By Emma Larking
Centre for International Governance & Justice, RegNet
The New York Declaration for Refugees and Migrants adopted by the UN General Assembly in September commits states to negotiating by 2018 ‘Global Compacts’ on refugees, and for safe, orderly and regular migration. Unfortunately, these Global Compacts will not be legally binding. As currently envisaged, they represent a disastrous missed opportunity.
When the 1951 Convention Relating to the Status of Refugees was first drafted, the UN Secretary General expressed regret that it did not include a binding resettlement mechanism. States refused to accept obligations to resettle refugees, or to adopt a mechanism allowing the costs of refugee support and resettlement to be distributed among them. The result has been that the world continues to confront refugee and migrant crises. Overwhelmingly the brunt of these crises are borne by the world’s poorest and least well equipped countries. The political and social impacts in these countries have flow on effects, contributing to global instability. Displacement crises are also impacting more directly on wealthy and powerful states. They fuel populism and xenophobia, and support for border control policies that have corrosive effects on the rule of law and rights protection, even for citizens of these states. It is essential that we forge a new international framework for managing displacement that is consistent with human dignity and with the rule of law within and between states.
So what is currently envisaged as the basis for negotiating Global Compacts on refugees and for safe, orderly and regular migration?
The current draft ‘Comprehensive Refugee Response Framework’ – attached as an appendix to the New York Declaration – is premised on continued application of the 1951 Refugee Convention as the primary protection framework. It does not seek to expand the Convention’s narrow refugee definition. This means the Convention will continue to be used as a containment mechanism, allowing states that are parties to the Convention to exclude people who are fleeing natural disasters, civil war, or poverty.

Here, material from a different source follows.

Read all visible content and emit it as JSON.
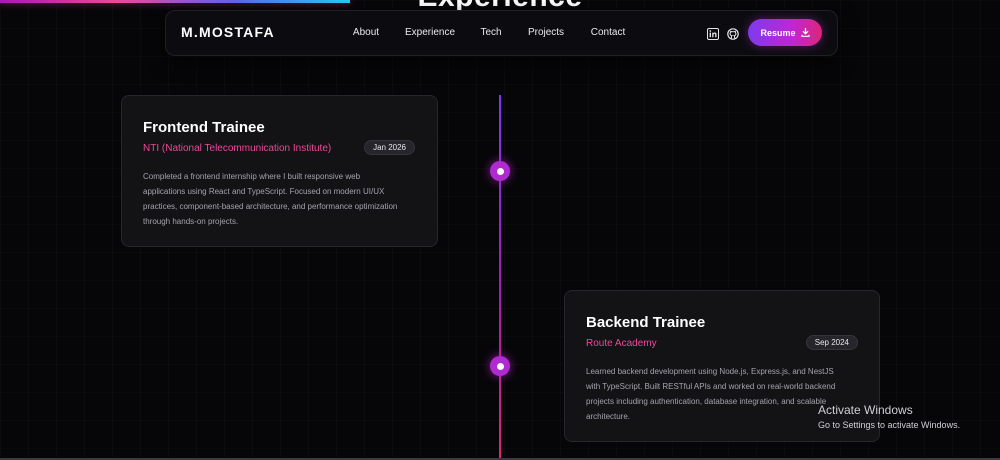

The Refugee Response Framework calls for international burden sharing, but does not attempt to establish a mechanism allowing for the calculation of particular country’s obligations or the imposition of binding obligations. It relies entirely on voluntary ad hoc commitments.
The Framework calls for a focus on ‘root causes,’ but does not impose binding Overseas Development Assistance obligations. It is silent about, and therefore does not challenge, policies of interdiction or repulsion at borders. It says host states should – not must – ‘provide legal stay’ for refugees. It does not call for legal status for other forced migrants.
Proposals for the Global Compact for Migration – also attached as an appendix to the New York Declaration – do not include an internationally managed migration service, nor binding settlement obligations, nor obligations to accord lawful status regardless of mode of arrival. The proposals support further international cooperation on border control. They say that this should occur with ‘full respect for the human rights of migrants’, and at the same time as states cooperate in ‘combatting trafficking in persons, migrant smuggling and contemporary forms of slavery’. The reality that border control policies produce and sustain migrant trafficking and smuggling, and contemporary forms of slavery, is ignored.
The New York Declaration therefore sets a worryingly low baseline for the conduct of negotiations.
If crises of displacement are to be prevented in the future, and displacement generally managed in a way that ensures global political stability and humane treatment for all people, a different framework is needed. New and binding Conventions must recognise that displacement may be caused by degrading poverty, civil conflict, natural disasters and environmental degradation, as well as targeted persecution. They must establish a mechanism allowing for the fair distribution of resettlement obligations and the financial burdens of resettlement among all states. This mechanism will need to take into account a range of factors, including the economic and environmental capacity of individual states to resettle people in need or to provide temporary protection where it is likely that displaced people will be able and willing to return to their country of origin in the near future.
The existence of such a mechanism will spur constructive action to address the root causes of displacement. Currently the need to address root causes is a meaningless mantra, with states that are in a position to act doing nothing because they have no compelling political or financial imperative to act.
Concluding Conventions for refugees and for regular migration that impose binding obligations on states may seem a politically impossible task, but this is an opportunity that the world cannot afford to defer any longer.
As Philip Rudge, the former General Secretary of the European Council on Refugees and Exiles, once said:
I have received many lectures about the realism, the realpolitik of … States and the unrealism, even the irresponsibility of the NGO sector. [But it] seems to me self-evident that the true realpolitik of the modern world, if we are to survive, is tolerance, pluralism, bridge building rather than protectionism, fear and all the defensive aspects of the fortress mentality that we currently live with. Why do the strong States persist with policies that are demonstrably inhuman, very problematic legally and do not work anyway?
 See my discussion in chapter 7 of Refugees and the Myth of Human Rights: Life Outside the Pale of the Law, and particularly p.128.
 Philip Rudge, ‘Reconciling State Interests with International Responsibilities: Asylum in North America and Western Europe’ (1998) International Journal of Refugee Law 10 (1/2) , cited in Emma Larking, ‘Human Rights and the Principle of Sovereignty: A Dangerous Conflict at the Heart of the Nation State?’ (2004) Australian Journal of Human Rights 10(2) 15.